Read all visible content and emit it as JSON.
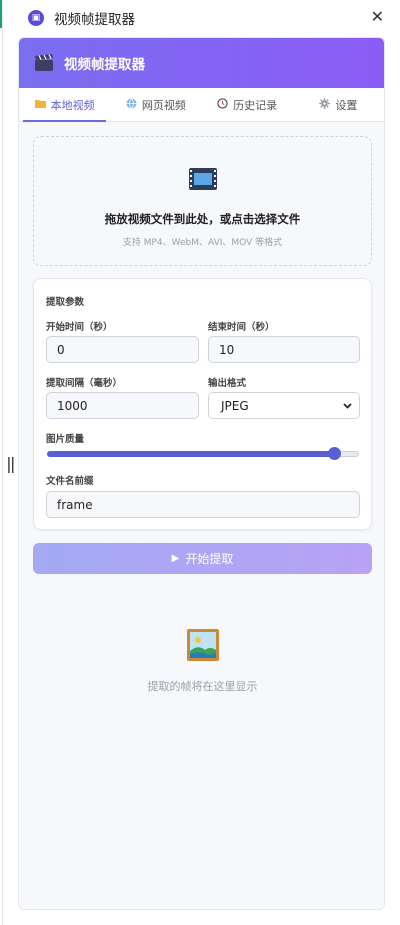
{
  "window": {
    "title": "视频帧提取器",
    "app_icon": "film-icon",
    "close": "✕"
  },
  "header": {
    "title": "视频帧提取器"
  },
  "tabs": [
    {
      "label": "本地视频",
      "icon": "folder-icon",
      "active": true
    },
    {
      "label": "网页视频",
      "icon": "globe-icon",
      "active": false
    },
    {
      "label": "历史记录",
      "icon": "clock-icon",
      "active": false
    },
    {
      "label": "设置",
      "icon": "gear-icon",
      "active": false
    }
  ],
  "dropzone": {
    "title": "拖放视频文件到此处，或点击选择文件",
    "hint": "支持 MP4、WebM、AVI、MOV 等格式"
  },
  "params": {
    "section_title": "提取参数",
    "start_time": {
      "label": "开始时间（秒）",
      "value": "0"
    },
    "end_time": {
      "label": "结束时间（秒）",
      "value": "10"
    },
    "interval": {
      "label": "提取间隔（毫秒）",
      "value": "1000"
    },
    "format": {
      "label": "输出格式",
      "value": "JPEG"
    },
    "quality": {
      "label": "图片质量",
      "value": 0.92
    },
    "prefix": {
      "label": "文件名前缀",
      "value": "frame"
    }
  },
  "start_button": {
    "label": "开始提取"
  },
  "empty_state": {
    "text": "提取的帧将在这里显示",
    "icon": "picture-icon"
  },
  "colors": {
    "accent": "#5b5fd6",
    "header_gradient_start": "#7b6ef0",
    "header_gradient_end": "#8b5cf6"
  }
}
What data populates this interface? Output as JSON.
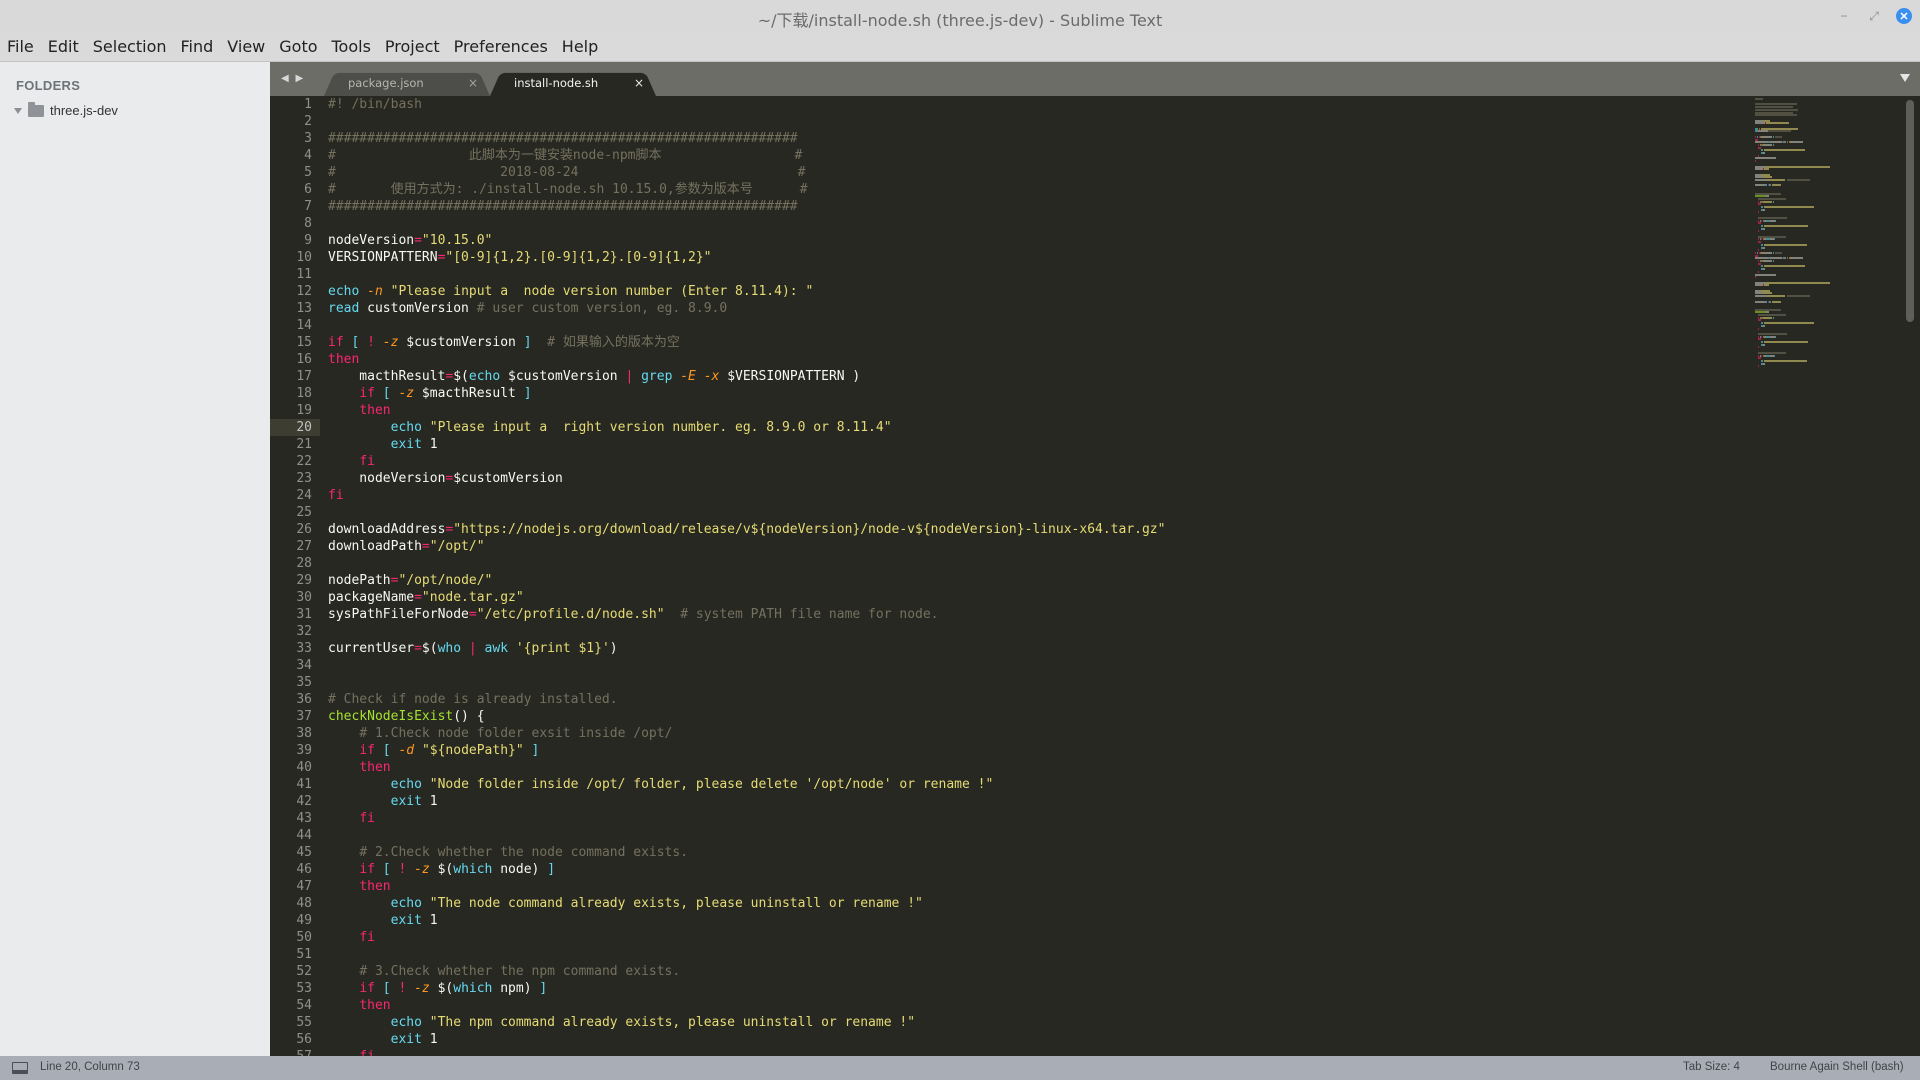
{
  "window": {
    "title": "~/下载/install-node.sh (three.js-dev) - Sublime Text",
    "controls": {
      "minimize": "−",
      "maximize": "⤢",
      "close": "✕"
    }
  },
  "menu": [
    "File",
    "Edit",
    "Selection",
    "Find",
    "View",
    "Goto",
    "Tools",
    "Project",
    "Preferences",
    "Help"
  ],
  "sidebar": {
    "title": "FOLDERS",
    "folders": [
      {
        "name": "three.js-dev",
        "expanded": true
      }
    ]
  },
  "tabs": {
    "nav_arrows": "◀ ▶",
    "items": [
      {
        "label": "package.json",
        "active": false,
        "close": "×"
      },
      {
        "label": "install-node.sh",
        "active": true,
        "close": "×"
      }
    ]
  },
  "editor": {
    "active_line": 20,
    "first_line": 1,
    "lines": [
      [
        [
          "t-cmt",
          "#! /bin/bash"
        ]
      ],
      [],
      [
        [
          "t-hdr",
          "############################################################"
        ]
      ],
      [
        [
          "t-hdr",
          "#                 此脚本为一键安装node-npm脚本                 #"
        ]
      ],
      [
        [
          "t-hdr",
          "#                     2018-08-24                            #"
        ]
      ],
      [
        [
          "t-hdr",
          "#       使用方式为: ./install-node.sh 10.15.0,参数为版本号      #"
        ]
      ],
      [
        [
          "t-hdr",
          "############################################################"
        ]
      ],
      [],
      [
        [
          "t-plain",
          "nodeVersion"
        ],
        [
          "t-op",
          "="
        ],
        [
          "t-str",
          "\"10.15.0\""
        ]
      ],
      [
        [
          "t-plain",
          "VERSIONPATTERN"
        ],
        [
          "t-op",
          "="
        ],
        [
          "t-str",
          "\"[0-9]{1,2}.[0-9]{1,2}.[0-9]{1,2}\""
        ]
      ],
      [],
      [
        [
          "t-fn",
          "echo"
        ],
        [
          "t-plain",
          " "
        ],
        [
          "t-flag",
          "-n"
        ],
        [
          "t-plain",
          " "
        ],
        [
          "t-str",
          "\"Please input a  node version number (Enter 8.11.4): \""
        ]
      ],
      [
        [
          "t-fn",
          "read"
        ],
        [
          "t-plain",
          " customVersion "
        ],
        [
          "t-cmt",
          "# user custom version, eg. 8.9.0"
        ]
      ],
      [],
      [
        [
          "t-kw",
          "if"
        ],
        [
          "t-plain",
          " "
        ],
        [
          "t-br",
          "["
        ],
        [
          "t-plain",
          " "
        ],
        [
          "t-kw",
          "!"
        ],
        [
          "t-plain",
          " "
        ],
        [
          "t-flag",
          "-z"
        ],
        [
          "t-plain",
          " $customVersion "
        ],
        [
          "t-br",
          "]"
        ],
        [
          "t-plain",
          "  "
        ],
        [
          "t-cmt",
          "# 如果输入的版本为空"
        ]
      ],
      [
        [
          "t-kw",
          "then"
        ]
      ],
      [
        [
          "t-plain",
          "    macthResult"
        ],
        [
          "t-op",
          "="
        ],
        [
          "t-plain",
          "$("
        ],
        [
          "t-fn",
          "echo"
        ],
        [
          "t-plain",
          " $customVersion "
        ],
        [
          "t-op",
          "|"
        ],
        [
          "t-plain",
          " "
        ],
        [
          "t-fn",
          "grep"
        ],
        [
          "t-plain",
          " "
        ],
        [
          "t-flag",
          "-E"
        ],
        [
          "t-plain",
          " "
        ],
        [
          "t-flag",
          "-x"
        ],
        [
          "t-plain",
          " $VERSIONPATTERN )"
        ]
      ],
      [
        [
          "t-plain",
          "    "
        ],
        [
          "t-kw",
          "if"
        ],
        [
          "t-plain",
          " "
        ],
        [
          "t-br",
          "["
        ],
        [
          "t-plain",
          " "
        ],
        [
          "t-flag",
          "-z"
        ],
        [
          "t-plain",
          " $macthResult "
        ],
        [
          "t-br",
          "]"
        ]
      ],
      [
        [
          "t-plain",
          "    "
        ],
        [
          "t-kw",
          "then"
        ]
      ],
      [
        [
          "t-plain",
          "        "
        ],
        [
          "t-fn",
          "echo"
        ],
        [
          "t-plain",
          " "
        ],
        [
          "t-str",
          "\"Please input a  right version number. eg. 8.9.0 or 8.11.4\""
        ]
      ],
      [
        [
          "t-plain",
          "        "
        ],
        [
          "t-fn",
          "exit"
        ],
        [
          "t-plain",
          " 1"
        ]
      ],
      [
        [
          "t-plain",
          "    "
        ],
        [
          "t-kw",
          "fi"
        ]
      ],
      [
        [
          "t-plain",
          "    nodeVersion"
        ],
        [
          "t-op",
          "="
        ],
        [
          "t-plain",
          "$customVersion"
        ]
      ],
      [
        [
          "t-kw",
          "fi"
        ]
      ],
      [],
      [
        [
          "t-plain",
          "downloadAddress"
        ],
        [
          "t-op",
          "="
        ],
        [
          "t-str",
          "\"https://nodejs.org/download/release/v${nodeVersion}/node-v${nodeVersion}-linux-x64.tar.gz\""
        ]
      ],
      [
        [
          "t-plain",
          "downloadPath"
        ],
        [
          "t-op",
          "="
        ],
        [
          "t-str",
          "\"/opt/\""
        ]
      ],
      [],
      [
        [
          "t-plain",
          "nodePath"
        ],
        [
          "t-op",
          "="
        ],
        [
          "t-str",
          "\"/opt/node/\""
        ]
      ],
      [
        [
          "t-plain",
          "packageName"
        ],
        [
          "t-op",
          "="
        ],
        [
          "t-str",
          "\"node.tar.gz\""
        ]
      ],
      [
        [
          "t-plain",
          "sysPathFileForNode"
        ],
        [
          "t-op",
          "="
        ],
        [
          "t-str",
          "\"/etc/profile.d/node.sh\""
        ],
        [
          "t-plain",
          "  "
        ],
        [
          "t-cmt",
          "# system PATH file name for node."
        ]
      ],
      [],
      [
        [
          "t-plain",
          "currentUser"
        ],
        [
          "t-op",
          "="
        ],
        [
          "t-plain",
          "$("
        ],
        [
          "t-fn",
          "who"
        ],
        [
          "t-plain",
          " "
        ],
        [
          "t-op",
          "|"
        ],
        [
          "t-plain",
          " "
        ],
        [
          "t-fn",
          "awk"
        ],
        [
          "t-plain",
          " "
        ],
        [
          "t-str",
          "'{print $1}'"
        ],
        [
          "t-plain",
          ")"
        ]
      ],
      [],
      [],
      [
        [
          "t-cmt",
          "# Check if node is already installed."
        ]
      ],
      [
        [
          "t-def",
          "checkNodeIsExist"
        ],
        [
          "t-plain",
          "() {"
        ]
      ],
      [
        [
          "t-plain",
          "    "
        ],
        [
          "t-cmt",
          "# 1.Check node folder exsit inside /opt/"
        ]
      ],
      [
        [
          "t-plain",
          "    "
        ],
        [
          "t-kw",
          "if"
        ],
        [
          "t-plain",
          " "
        ],
        [
          "t-br",
          "["
        ],
        [
          "t-plain",
          " "
        ],
        [
          "t-flag",
          "-d"
        ],
        [
          "t-plain",
          " "
        ],
        [
          "t-str",
          "\"${nodePath}\""
        ],
        [
          "t-plain",
          " "
        ],
        [
          "t-br",
          "]"
        ]
      ],
      [
        [
          "t-plain",
          "    "
        ],
        [
          "t-kw",
          "then"
        ]
      ],
      [
        [
          "t-plain",
          "        "
        ],
        [
          "t-fn",
          "echo"
        ],
        [
          "t-plain",
          " "
        ],
        [
          "t-str",
          "\"Node folder inside /opt/ folder, please delete '/opt/node' or rename !\""
        ]
      ],
      [
        [
          "t-plain",
          "        "
        ],
        [
          "t-fn",
          "exit"
        ],
        [
          "t-plain",
          " 1"
        ]
      ],
      [
        [
          "t-plain",
          "    "
        ],
        [
          "t-kw",
          "fi"
        ]
      ],
      [],
      [
        [
          "t-plain",
          "    "
        ],
        [
          "t-cmt",
          "# 2.Check whether the node command exists."
        ]
      ],
      [
        [
          "t-plain",
          "    "
        ],
        [
          "t-kw",
          "if"
        ],
        [
          "t-plain",
          " "
        ],
        [
          "t-br",
          "["
        ],
        [
          "t-plain",
          " "
        ],
        [
          "t-kw",
          "!"
        ],
        [
          "t-plain",
          " "
        ],
        [
          "t-flag",
          "-z"
        ],
        [
          "t-plain",
          " $("
        ],
        [
          "t-fn",
          "which"
        ],
        [
          "t-plain",
          " node) "
        ],
        [
          "t-br",
          "]"
        ]
      ],
      [
        [
          "t-plain",
          "    "
        ],
        [
          "t-kw",
          "then"
        ]
      ],
      [
        [
          "t-plain",
          "        "
        ],
        [
          "t-fn",
          "echo"
        ],
        [
          "t-plain",
          " "
        ],
        [
          "t-str",
          "\"The node command already exists, please uninstall or rename !\""
        ]
      ],
      [
        [
          "t-plain",
          "        "
        ],
        [
          "t-fn",
          "exit"
        ],
        [
          "t-plain",
          " 1"
        ]
      ],
      [
        [
          "t-plain",
          "    "
        ],
        [
          "t-kw",
          "fi"
        ]
      ],
      [],
      [
        [
          "t-plain",
          "    "
        ],
        [
          "t-cmt",
          "# 3.Check whether the npm command exists."
        ]
      ],
      [
        [
          "t-plain",
          "    "
        ],
        [
          "t-kw",
          "if"
        ],
        [
          "t-plain",
          " "
        ],
        [
          "t-br",
          "["
        ],
        [
          "t-plain",
          " "
        ],
        [
          "t-kw",
          "!"
        ],
        [
          "t-plain",
          " "
        ],
        [
          "t-flag",
          "-z"
        ],
        [
          "t-plain",
          " $("
        ],
        [
          "t-fn",
          "which"
        ],
        [
          "t-plain",
          " npm) "
        ],
        [
          "t-br",
          "]"
        ]
      ],
      [
        [
          "t-plain",
          "    "
        ],
        [
          "t-kw",
          "then"
        ]
      ],
      [
        [
          "t-plain",
          "        "
        ],
        [
          "t-fn",
          "echo"
        ],
        [
          "t-plain",
          " "
        ],
        [
          "t-str",
          "\"The npm command already exists, please uninstall or rename !\""
        ]
      ],
      [
        [
          "t-plain",
          "        "
        ],
        [
          "t-fn",
          "exit"
        ],
        [
          "t-plain",
          " 1"
        ]
      ],
      [
        [
          "t-plain",
          "    "
        ],
        [
          "t-kw",
          "fi"
        ]
      ]
    ]
  },
  "statusbar": {
    "position": "Line 20, Column 73",
    "tab_size": "Tab Size: 4",
    "syntax": "Bourne Again Shell (bash)"
  },
  "theme": {
    "editor_bg": "#272822",
    "accent_close": "#3b8ff0",
    "keyword": "#f92672",
    "string": "#e6db74",
    "function": "#66d9ef",
    "comment": "#75715e",
    "definition": "#a6e22e"
  }
}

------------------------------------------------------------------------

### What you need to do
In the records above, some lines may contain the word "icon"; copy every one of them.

### Worked solution
    "app_icon": "film-icon",
      "icon": "folder-icon",
      "icon": "globe-icon",
      "icon": "clock-icon",
      "icon": "gear-icon",
    "icon": "picture-icon"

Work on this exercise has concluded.